About this exercise | Could you copy out all the lines in the material below where the word "likes" occurs?

● ● ● ● ●

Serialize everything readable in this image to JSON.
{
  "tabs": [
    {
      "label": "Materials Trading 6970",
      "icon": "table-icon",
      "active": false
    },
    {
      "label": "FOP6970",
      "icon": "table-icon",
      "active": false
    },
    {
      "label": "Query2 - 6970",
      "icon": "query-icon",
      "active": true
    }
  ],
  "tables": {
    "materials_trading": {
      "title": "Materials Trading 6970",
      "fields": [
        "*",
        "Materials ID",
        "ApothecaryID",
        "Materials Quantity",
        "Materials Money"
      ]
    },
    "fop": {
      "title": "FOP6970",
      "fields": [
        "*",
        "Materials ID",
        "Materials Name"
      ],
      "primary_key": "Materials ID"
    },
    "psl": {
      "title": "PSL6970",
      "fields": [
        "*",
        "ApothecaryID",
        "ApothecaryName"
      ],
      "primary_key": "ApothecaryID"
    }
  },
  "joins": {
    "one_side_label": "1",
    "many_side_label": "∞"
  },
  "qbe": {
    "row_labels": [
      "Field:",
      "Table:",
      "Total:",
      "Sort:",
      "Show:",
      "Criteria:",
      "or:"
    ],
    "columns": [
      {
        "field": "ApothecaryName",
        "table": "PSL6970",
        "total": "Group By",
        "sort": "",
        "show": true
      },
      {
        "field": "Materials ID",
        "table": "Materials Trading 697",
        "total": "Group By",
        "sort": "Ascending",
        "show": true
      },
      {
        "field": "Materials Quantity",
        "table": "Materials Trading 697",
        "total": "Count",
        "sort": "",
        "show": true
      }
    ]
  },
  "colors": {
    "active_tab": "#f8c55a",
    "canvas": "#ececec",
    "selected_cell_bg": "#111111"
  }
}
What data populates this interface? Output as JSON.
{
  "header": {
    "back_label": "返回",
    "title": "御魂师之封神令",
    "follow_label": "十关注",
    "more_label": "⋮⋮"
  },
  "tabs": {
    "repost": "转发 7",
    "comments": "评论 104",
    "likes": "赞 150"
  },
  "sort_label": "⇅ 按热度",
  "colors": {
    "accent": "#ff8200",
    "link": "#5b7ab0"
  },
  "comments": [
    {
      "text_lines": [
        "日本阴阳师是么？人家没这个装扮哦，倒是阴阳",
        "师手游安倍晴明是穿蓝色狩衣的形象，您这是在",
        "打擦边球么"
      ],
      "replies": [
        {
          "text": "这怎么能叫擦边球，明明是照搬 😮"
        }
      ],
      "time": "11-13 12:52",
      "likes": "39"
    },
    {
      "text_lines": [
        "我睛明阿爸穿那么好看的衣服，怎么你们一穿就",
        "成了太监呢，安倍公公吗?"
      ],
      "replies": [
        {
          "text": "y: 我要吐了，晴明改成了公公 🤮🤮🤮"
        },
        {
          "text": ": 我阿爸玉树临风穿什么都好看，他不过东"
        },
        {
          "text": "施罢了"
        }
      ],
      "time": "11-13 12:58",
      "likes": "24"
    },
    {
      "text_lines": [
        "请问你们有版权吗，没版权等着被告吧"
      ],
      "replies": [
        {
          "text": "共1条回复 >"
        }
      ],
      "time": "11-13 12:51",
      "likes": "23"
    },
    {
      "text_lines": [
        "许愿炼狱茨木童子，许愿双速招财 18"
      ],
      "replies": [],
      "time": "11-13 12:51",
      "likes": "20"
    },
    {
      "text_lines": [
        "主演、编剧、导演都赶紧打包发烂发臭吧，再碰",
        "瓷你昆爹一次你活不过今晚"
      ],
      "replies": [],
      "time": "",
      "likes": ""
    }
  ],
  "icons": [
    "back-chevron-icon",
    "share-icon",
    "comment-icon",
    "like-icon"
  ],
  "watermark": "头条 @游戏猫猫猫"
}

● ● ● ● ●

Answer section |
    "likes": "赞 150"
      "likes": "39"
      "likes": "24"
      "likes": "23"
      "likes": "20"
      "likes": ""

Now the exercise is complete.